Hong Kong’s Hang Seng gained 119.29, or 0.6 percent, to 21,940.79 and South Korea’s Kospi rose 9.8, or 0.7 percent, to 1,566.19 after the government said exports rose from a year earlier in October the first time since the global financial crisis erupted last year.
Elsewhere, Australia’s benchmark added 0.4 percent, Singapore’s market was up 0.8 percent and India’s Sensex advanced 0.7 percent. China’s Shanghai index dropped 0.3 percent.
On Monday, the Dow Jones industrial average rose 34.92, or 0.3 percent, to 10,344.84, rebounding after a steep tumble Friday amid worries over credit problems in Dubai. Broader market measures also posted gains.
The Dow and the Standard & Poor’s 500 index rounded out a strong month, rising more than 5 percent in November, their biggest monthly advance since July.
Markets fell in Europe on Monday, with benchmarks in London, Paris and Frankfurt all declining 1.1 percent.
U.S. investors mostly turned their attention to how much U.S. consumers will spend during the holiday shopping, though a report late Monday that Dubai was working on restructuring its debt gave stocks a boost.
Preliminary figures by ShopperTrak, a research firm that tracks more than 50,000 outlets, showed that sales rose 0.5 percent on Friday, the start to the holiday shopping season.
Oil prices hovered above $77 a barrel in Asia as Iran’s detention of five British sailors kept the market on edge. Benchmark crude for January delivery was down 14 cents to $77.14 in electronic trading on the New York Mercantile Exchange. The contract climbed $1.23 to settle at $77.28 on Monday.

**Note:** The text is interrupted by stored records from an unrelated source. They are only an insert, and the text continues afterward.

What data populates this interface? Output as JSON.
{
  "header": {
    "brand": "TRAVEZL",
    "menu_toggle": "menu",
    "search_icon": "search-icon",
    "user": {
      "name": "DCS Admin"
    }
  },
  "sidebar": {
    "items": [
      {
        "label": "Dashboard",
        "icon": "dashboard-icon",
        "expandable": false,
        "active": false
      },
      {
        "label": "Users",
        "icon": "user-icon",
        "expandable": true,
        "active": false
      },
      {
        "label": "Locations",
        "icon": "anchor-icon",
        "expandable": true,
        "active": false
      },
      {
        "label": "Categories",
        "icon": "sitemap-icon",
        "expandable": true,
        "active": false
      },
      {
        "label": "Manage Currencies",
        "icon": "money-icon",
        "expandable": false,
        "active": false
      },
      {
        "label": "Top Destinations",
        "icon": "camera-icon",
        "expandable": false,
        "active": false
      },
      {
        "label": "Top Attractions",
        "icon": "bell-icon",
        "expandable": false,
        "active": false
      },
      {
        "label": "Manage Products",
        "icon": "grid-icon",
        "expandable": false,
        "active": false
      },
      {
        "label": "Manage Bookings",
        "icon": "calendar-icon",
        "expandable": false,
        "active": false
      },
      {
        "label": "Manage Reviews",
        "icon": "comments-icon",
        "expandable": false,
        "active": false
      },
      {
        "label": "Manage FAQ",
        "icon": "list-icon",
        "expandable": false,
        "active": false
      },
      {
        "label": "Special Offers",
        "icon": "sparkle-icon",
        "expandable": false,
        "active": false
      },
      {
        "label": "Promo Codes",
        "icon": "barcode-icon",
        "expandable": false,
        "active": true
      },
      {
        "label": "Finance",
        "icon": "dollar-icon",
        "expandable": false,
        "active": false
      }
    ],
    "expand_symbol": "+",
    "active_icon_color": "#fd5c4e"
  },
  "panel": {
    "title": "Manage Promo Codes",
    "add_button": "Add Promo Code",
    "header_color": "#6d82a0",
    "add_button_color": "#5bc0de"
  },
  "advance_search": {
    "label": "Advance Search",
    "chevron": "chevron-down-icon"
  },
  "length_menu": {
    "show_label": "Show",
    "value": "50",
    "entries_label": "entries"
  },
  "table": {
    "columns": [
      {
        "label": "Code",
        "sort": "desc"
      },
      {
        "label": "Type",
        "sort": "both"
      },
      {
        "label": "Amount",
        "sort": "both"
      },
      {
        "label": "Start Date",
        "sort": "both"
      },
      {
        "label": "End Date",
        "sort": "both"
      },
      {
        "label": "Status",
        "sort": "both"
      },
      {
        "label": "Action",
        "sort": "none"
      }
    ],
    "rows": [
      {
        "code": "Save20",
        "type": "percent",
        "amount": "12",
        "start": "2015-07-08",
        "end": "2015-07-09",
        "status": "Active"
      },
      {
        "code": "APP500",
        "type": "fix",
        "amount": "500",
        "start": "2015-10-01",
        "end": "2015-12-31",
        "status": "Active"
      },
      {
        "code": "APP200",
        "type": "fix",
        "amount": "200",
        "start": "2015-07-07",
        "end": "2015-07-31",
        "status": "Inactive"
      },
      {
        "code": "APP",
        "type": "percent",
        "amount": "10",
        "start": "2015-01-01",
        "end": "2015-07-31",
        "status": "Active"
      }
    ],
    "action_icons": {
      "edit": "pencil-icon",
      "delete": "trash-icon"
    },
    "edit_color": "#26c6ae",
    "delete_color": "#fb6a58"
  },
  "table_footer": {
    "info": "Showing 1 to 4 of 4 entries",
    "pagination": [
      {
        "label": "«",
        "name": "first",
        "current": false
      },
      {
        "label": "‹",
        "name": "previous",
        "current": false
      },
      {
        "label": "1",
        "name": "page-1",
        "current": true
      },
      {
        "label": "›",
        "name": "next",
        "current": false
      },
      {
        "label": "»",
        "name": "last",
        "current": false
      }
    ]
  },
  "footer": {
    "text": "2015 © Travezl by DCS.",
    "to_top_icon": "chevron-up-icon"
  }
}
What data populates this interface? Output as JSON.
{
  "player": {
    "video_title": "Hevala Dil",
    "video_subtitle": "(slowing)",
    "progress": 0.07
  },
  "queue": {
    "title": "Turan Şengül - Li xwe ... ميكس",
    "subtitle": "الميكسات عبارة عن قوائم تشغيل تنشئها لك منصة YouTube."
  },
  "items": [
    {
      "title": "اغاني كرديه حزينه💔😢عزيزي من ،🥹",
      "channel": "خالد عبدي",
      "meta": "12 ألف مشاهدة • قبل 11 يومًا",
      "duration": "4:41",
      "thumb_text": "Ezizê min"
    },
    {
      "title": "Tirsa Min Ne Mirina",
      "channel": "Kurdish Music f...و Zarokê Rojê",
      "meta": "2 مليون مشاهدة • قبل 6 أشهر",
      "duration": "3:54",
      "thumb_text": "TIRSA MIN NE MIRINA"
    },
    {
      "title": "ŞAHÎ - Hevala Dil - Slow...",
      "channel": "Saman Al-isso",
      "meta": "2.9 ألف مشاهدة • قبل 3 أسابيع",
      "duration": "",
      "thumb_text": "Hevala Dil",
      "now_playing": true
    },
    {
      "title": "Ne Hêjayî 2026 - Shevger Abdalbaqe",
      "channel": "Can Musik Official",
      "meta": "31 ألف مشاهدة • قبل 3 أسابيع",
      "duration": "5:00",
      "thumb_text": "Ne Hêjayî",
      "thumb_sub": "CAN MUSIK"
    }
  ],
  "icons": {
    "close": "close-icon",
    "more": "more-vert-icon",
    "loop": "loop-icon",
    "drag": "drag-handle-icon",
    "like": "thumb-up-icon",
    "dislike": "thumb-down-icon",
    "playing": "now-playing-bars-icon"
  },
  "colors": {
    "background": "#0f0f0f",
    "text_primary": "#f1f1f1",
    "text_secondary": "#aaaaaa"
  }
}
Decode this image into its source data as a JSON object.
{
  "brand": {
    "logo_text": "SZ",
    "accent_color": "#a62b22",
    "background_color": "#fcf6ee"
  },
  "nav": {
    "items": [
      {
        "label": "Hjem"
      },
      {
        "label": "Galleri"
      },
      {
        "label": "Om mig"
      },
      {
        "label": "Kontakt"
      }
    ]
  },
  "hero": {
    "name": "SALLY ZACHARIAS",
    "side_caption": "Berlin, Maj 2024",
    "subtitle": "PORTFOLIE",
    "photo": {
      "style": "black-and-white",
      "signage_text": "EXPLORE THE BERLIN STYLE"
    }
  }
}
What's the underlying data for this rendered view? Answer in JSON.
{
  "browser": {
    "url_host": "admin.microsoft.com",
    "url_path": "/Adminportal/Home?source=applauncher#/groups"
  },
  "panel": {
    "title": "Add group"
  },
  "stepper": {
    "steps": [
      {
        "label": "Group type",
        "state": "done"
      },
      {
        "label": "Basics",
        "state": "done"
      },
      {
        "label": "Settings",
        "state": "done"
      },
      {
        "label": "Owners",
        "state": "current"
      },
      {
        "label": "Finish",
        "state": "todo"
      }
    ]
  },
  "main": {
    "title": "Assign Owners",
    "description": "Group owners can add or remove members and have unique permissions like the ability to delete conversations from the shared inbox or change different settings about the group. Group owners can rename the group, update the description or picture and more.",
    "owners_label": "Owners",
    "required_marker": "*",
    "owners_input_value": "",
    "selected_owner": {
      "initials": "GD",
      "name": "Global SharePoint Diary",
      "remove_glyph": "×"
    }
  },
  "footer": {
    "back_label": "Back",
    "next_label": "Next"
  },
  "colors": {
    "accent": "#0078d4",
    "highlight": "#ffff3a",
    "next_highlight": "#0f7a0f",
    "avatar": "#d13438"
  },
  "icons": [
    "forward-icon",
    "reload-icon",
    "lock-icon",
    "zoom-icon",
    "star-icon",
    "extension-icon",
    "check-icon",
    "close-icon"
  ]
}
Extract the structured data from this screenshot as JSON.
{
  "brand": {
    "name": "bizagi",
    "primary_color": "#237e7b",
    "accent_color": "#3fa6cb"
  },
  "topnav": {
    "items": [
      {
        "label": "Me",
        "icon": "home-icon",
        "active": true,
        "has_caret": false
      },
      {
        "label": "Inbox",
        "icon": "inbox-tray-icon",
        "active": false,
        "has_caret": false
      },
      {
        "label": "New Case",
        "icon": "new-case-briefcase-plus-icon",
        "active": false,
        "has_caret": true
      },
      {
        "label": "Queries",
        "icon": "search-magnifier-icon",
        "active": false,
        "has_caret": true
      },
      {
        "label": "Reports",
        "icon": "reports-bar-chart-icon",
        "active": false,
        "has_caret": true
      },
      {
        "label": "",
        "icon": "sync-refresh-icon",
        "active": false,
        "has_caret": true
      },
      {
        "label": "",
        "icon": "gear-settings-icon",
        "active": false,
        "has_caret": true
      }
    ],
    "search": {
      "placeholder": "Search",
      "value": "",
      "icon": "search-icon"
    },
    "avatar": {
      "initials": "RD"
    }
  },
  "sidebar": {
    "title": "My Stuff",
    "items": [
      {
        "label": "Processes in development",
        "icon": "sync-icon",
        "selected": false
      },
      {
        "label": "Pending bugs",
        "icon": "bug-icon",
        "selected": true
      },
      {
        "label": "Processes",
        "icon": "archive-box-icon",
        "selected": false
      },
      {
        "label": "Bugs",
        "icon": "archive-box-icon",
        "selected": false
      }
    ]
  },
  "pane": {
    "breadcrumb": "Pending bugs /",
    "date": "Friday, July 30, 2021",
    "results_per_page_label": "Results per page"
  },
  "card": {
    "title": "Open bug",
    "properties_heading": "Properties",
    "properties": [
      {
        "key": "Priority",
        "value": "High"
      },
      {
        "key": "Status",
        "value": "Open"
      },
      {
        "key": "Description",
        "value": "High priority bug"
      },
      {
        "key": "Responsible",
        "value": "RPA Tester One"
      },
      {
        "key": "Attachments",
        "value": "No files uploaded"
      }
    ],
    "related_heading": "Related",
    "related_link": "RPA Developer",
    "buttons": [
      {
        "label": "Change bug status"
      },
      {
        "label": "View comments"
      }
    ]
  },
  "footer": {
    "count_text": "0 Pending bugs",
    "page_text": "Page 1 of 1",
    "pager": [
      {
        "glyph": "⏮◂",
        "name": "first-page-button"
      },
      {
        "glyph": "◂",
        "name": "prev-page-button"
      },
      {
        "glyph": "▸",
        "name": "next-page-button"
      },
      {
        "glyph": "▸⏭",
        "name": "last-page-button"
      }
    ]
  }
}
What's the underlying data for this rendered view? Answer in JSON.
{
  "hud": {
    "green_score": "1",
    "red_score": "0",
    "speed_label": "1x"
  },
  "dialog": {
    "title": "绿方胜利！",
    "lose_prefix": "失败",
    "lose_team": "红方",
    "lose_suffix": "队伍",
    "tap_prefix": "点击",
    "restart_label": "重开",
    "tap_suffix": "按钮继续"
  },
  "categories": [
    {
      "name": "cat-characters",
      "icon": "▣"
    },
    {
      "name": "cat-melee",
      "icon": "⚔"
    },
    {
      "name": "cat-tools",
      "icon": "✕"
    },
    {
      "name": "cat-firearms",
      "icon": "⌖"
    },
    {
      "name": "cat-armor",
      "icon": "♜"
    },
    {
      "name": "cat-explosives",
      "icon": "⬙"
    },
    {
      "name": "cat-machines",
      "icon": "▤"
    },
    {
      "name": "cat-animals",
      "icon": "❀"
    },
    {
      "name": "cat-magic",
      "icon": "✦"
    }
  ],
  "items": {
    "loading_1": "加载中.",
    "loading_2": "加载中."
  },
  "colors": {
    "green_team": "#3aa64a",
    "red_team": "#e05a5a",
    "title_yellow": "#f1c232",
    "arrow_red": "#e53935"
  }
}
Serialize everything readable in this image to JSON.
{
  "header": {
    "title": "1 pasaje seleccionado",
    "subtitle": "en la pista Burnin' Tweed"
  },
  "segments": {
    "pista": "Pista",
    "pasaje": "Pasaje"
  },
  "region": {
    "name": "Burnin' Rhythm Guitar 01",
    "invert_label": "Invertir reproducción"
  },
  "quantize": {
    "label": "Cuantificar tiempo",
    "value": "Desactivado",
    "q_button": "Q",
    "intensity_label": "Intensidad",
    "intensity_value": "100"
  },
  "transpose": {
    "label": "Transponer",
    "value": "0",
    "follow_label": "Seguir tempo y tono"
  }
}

In currencies, the yen dollar leapt to 87.40 from 86.30. The euro fell to $1.4984 from $1.5005.